== Data section ==

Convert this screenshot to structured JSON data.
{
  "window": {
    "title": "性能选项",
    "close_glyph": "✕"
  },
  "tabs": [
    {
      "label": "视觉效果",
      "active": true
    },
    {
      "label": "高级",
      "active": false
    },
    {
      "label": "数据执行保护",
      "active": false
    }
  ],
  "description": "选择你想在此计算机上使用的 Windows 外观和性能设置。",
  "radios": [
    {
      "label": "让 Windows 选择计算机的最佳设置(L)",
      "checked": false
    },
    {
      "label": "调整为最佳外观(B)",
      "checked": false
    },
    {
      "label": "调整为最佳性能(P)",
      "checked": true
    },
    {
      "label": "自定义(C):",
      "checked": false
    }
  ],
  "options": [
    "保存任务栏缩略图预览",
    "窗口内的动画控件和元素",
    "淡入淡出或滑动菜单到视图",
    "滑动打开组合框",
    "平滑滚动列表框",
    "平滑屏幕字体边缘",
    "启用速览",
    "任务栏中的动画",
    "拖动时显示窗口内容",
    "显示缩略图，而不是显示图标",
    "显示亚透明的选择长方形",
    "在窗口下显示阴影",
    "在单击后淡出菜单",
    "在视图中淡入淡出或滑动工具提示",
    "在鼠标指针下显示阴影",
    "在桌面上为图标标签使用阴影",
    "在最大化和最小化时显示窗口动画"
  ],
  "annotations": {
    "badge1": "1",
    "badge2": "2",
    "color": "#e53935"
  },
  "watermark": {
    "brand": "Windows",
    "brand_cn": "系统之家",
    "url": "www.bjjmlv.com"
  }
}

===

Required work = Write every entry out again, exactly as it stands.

Expected output =
Convert this screenshot to structured JSON data.
{
  "window": {
    "title": "性能选项",
    "close_glyph": "✕"
  },
  "tabs": [
    {
      "label": "视觉效果",
      "active": true
    },
    {
      "label": "高级",
      "active": false
    },
    {
      "label": "数据执行保护",
      "active": false
    }
  ],
  "description": "选择你想在此计算机上使用的 Windows 外观和性能设置。",
  "radios": [
    {
      "label": "让 Windows 选择计算机的最佳设置(L)",
      "checked": false
    },
    {
      "label": "调整为最佳外观(B)",
      "checked": false
    },
    {
      "label": "调整为最佳性能(P)",
      "checked": true
    },
    {
      "label": "自定义(C):",
      "checked": false
    }
  ],
  "options": [
    "保存任务栏缩略图预览",
    "窗口内的动画控件和元素",
    "淡入淡出或滑动菜单到视图",
    "滑动打开组合框",
    "平滑滚动列表框",
    "平滑屏幕字体边缘",
    "启用速览",
    "任务栏中的动画",
    "拖动时显示窗口内容",
    "显示缩略图，而不是显示图标",
    "显示亚透明的选择长方形",
    "在窗口下显示阴影",
    "在单击后淡出菜单",
    "在视图中淡入淡出或滑动工具提示",
    "在鼠标指针下显示阴影",
    "在桌面上为图标标签使用阴影",
    "在最大化和最小化时显示窗口动画"
  ],
  "annotations": {
    "badge1": "1",
    "badge2": "2",
    "color": "#e53935"
  },
  "watermark": {
    "brand": "Windows",
    "brand_cn": "系统之家",
    "url": "www.bjjmlv.com"
  }
}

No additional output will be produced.